## RECORD EXTRACTS
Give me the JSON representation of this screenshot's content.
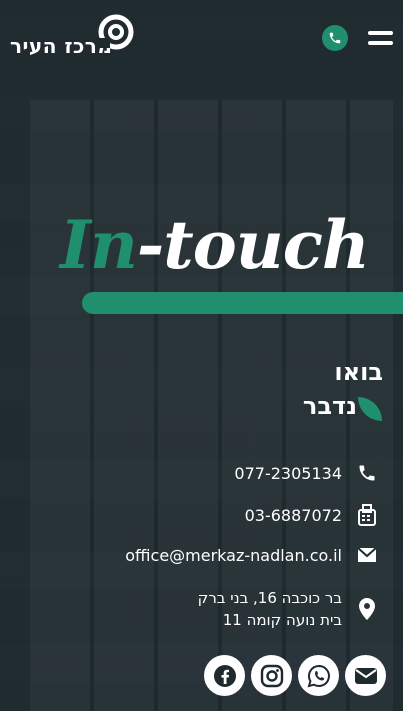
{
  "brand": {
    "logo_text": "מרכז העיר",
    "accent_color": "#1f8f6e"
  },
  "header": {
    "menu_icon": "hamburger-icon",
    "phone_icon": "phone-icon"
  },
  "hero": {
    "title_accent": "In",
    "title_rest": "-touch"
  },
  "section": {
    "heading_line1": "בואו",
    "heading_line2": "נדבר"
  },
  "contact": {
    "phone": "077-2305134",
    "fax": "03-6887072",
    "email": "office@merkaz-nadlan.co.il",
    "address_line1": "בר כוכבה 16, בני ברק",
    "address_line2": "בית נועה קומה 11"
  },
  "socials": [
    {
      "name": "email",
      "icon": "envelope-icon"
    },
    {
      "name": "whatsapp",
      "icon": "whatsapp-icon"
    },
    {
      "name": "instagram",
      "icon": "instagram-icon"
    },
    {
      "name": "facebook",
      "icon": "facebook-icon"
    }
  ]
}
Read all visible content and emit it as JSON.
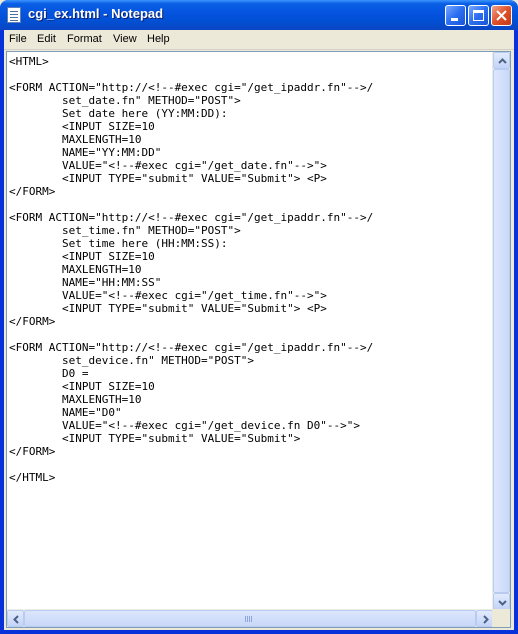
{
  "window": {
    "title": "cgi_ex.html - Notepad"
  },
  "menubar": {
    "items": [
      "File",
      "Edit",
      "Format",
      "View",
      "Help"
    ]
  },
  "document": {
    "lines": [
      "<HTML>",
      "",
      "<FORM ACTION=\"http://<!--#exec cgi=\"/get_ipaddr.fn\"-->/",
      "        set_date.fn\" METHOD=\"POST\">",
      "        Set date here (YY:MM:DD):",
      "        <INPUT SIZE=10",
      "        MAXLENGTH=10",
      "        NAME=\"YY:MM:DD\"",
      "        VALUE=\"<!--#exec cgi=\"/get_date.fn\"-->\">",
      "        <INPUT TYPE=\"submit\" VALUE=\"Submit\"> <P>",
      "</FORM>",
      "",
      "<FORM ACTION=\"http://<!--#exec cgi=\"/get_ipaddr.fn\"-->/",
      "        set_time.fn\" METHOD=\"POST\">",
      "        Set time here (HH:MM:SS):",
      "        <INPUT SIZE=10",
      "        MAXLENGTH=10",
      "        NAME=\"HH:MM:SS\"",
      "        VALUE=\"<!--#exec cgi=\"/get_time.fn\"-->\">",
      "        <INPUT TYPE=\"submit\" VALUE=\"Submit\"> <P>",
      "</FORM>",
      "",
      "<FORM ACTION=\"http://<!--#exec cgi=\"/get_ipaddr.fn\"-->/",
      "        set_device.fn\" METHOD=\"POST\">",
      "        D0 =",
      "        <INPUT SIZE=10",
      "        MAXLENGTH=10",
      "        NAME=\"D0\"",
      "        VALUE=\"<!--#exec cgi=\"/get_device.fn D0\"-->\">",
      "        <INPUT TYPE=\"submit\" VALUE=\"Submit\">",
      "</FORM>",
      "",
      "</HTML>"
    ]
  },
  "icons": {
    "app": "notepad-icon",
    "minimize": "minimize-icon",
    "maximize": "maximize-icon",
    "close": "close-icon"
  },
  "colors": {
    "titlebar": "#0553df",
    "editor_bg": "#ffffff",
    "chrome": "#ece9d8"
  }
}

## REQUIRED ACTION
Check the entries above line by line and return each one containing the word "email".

## WRITTEN RESPONSE
    "email": "office@merkaz-nadlan.co.il",
      "name": "email",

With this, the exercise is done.